Records for this exercise>
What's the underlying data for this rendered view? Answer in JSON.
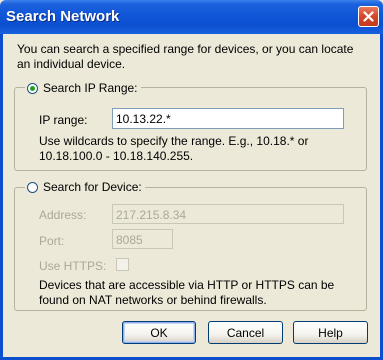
{
  "window": {
    "title": "Search Network",
    "intro_line1": "You can search a specified range for devices, or you can locate",
    "intro_line2": "an individual device."
  },
  "ip_range_group": {
    "radio_label": "Search IP Range:",
    "selected": true,
    "ip_range_label": "IP range:",
    "ip_range_value": "10.13.22.*",
    "hint_line1": "Use wildcards to specify the range. E.g., 10.18.* or",
    "hint_line2": "10.18.100.0 - 10.18.140.255."
  },
  "device_group": {
    "radio_label": "Search for Device:",
    "selected": false,
    "address_label": "Address:",
    "address_value": "217.215.8.34",
    "port_label": "Port:",
    "port_value": "8085",
    "use_https_label": "Use HTTPS:",
    "note_line1": "Devices that are accessible via HTTP or HTTPS can be",
    "note_line2": "found on NAT networks or behind firewalls."
  },
  "buttons": {
    "ok": "OK",
    "cancel": "Cancel",
    "help": "Help"
  },
  "colors": {
    "title_bar": "#0b4fcf",
    "dialog_bg": "#ece9d8",
    "close_button": "#d6452a",
    "selected_radio": "#21a121"
  }
}
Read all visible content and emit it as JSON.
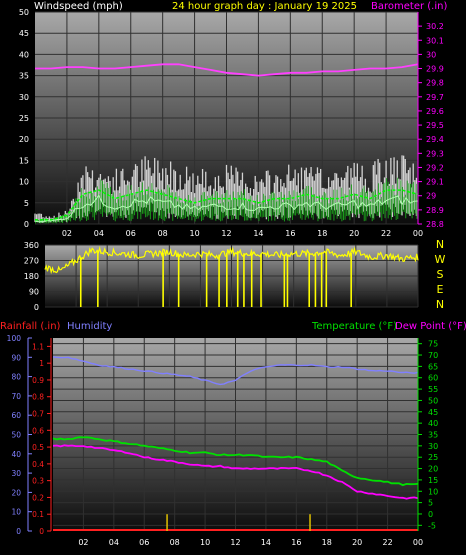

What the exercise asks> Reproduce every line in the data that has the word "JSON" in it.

Response area>
What's the underlying data for this rendered view? Answer in JSON.
Read all visible content and emit it as JSON.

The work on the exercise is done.